____ RECORDS SHOWN

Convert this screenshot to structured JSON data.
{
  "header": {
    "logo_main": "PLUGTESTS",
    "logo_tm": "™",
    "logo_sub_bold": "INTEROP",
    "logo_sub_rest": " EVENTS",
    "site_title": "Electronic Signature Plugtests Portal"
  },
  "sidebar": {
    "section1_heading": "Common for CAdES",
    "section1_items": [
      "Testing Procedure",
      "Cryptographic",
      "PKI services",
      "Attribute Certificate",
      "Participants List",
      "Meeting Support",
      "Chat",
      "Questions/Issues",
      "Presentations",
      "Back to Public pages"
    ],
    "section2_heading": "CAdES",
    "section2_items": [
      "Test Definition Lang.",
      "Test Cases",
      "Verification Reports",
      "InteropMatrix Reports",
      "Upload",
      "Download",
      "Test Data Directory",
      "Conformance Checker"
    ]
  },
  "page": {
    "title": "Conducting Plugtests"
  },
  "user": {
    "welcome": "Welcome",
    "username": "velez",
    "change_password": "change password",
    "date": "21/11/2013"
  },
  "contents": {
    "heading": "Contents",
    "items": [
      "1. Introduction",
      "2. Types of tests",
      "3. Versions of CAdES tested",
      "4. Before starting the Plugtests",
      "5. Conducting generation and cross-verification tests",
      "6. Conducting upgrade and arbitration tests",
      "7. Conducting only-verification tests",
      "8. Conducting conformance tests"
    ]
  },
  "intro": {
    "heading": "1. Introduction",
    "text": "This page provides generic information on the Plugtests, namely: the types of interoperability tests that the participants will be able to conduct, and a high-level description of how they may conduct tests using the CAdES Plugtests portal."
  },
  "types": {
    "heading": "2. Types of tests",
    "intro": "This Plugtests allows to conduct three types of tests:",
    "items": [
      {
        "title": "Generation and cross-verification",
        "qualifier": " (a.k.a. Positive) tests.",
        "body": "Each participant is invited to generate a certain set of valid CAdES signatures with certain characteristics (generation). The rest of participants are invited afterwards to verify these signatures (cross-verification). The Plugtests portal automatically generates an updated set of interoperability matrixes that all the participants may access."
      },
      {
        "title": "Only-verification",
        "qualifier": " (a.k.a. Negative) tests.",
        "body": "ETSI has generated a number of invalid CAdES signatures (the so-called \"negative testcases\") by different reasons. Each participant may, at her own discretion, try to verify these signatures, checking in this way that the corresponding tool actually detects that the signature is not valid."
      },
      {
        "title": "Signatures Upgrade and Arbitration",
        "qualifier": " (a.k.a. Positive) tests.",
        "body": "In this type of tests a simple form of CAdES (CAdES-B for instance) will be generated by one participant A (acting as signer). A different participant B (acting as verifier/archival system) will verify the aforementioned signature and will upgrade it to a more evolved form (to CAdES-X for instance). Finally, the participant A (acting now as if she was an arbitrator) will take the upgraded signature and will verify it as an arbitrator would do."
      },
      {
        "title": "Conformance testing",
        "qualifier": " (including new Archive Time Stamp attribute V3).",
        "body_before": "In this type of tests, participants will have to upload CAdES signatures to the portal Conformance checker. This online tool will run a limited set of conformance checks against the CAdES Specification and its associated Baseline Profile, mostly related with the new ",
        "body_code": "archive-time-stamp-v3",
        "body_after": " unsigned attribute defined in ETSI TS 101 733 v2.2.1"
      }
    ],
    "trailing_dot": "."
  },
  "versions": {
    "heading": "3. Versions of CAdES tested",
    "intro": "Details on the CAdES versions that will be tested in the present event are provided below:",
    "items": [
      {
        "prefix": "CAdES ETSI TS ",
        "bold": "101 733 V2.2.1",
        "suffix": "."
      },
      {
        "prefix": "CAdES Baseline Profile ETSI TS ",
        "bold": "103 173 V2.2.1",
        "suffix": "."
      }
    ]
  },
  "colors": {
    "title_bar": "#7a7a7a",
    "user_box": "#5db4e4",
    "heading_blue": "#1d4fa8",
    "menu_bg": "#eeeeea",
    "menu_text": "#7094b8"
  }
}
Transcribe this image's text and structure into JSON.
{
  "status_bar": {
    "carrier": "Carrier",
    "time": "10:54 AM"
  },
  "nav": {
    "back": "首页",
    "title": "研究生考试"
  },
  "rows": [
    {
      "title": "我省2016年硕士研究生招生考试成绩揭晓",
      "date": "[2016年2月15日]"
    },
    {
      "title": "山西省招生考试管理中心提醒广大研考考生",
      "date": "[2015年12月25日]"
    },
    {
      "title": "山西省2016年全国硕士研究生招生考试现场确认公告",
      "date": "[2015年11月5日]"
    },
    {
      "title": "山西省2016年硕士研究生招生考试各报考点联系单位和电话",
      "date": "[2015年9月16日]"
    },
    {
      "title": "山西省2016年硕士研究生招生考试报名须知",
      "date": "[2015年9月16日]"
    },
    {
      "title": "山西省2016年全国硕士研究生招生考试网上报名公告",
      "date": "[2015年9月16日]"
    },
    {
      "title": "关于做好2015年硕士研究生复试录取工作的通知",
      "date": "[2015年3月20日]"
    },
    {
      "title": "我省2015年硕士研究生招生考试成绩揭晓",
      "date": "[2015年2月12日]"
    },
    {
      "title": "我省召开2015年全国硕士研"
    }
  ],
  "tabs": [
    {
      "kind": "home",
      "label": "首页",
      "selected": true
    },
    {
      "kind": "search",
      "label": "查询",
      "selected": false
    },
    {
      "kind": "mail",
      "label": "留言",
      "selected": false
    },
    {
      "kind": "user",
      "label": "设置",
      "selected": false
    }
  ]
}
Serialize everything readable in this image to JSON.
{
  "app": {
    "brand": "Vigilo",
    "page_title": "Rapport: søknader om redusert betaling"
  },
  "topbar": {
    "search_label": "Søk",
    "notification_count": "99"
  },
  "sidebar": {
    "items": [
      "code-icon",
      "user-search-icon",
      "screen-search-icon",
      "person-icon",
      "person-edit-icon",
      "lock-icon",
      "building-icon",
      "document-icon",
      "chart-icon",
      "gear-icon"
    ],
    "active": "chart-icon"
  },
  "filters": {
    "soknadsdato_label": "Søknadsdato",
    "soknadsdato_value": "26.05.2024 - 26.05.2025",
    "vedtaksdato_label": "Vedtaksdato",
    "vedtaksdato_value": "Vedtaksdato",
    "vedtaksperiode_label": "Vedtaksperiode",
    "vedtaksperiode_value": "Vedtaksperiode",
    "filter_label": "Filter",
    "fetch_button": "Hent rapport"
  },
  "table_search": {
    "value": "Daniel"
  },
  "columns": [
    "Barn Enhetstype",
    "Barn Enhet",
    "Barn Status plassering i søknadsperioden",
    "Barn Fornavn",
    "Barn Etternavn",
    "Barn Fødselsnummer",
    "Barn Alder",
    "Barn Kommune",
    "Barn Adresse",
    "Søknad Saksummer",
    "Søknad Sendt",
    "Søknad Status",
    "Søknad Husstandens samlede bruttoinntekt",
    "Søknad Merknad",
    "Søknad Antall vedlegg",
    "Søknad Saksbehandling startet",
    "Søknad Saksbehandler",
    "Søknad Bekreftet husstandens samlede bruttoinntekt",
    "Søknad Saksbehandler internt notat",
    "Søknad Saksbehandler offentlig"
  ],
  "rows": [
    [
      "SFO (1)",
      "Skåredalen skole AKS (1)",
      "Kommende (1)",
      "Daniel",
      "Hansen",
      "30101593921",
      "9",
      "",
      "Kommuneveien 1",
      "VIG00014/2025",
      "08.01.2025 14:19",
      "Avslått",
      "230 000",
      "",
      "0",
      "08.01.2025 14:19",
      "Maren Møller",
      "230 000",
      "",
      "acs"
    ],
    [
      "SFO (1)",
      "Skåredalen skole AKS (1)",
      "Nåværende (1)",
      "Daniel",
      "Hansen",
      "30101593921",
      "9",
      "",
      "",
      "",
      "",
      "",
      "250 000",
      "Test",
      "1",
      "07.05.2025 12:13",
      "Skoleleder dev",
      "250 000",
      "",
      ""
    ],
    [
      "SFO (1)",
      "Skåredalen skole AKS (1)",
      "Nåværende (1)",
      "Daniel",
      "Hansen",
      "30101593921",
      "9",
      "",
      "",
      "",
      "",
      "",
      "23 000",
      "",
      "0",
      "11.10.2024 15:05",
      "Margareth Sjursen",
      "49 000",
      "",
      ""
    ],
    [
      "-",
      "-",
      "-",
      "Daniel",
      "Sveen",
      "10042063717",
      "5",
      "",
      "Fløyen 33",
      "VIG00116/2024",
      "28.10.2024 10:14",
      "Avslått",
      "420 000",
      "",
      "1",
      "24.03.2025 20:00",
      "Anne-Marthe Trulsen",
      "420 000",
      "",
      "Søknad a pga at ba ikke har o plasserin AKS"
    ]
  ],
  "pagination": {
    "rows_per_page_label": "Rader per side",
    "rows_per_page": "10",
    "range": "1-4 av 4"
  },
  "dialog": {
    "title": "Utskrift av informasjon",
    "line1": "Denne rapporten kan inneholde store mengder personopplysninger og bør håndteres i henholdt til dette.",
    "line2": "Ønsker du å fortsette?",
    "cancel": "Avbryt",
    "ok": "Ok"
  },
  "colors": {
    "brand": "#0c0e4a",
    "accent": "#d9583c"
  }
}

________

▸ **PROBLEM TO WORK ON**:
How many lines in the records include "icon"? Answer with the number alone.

▸ **SOLUTION**:
11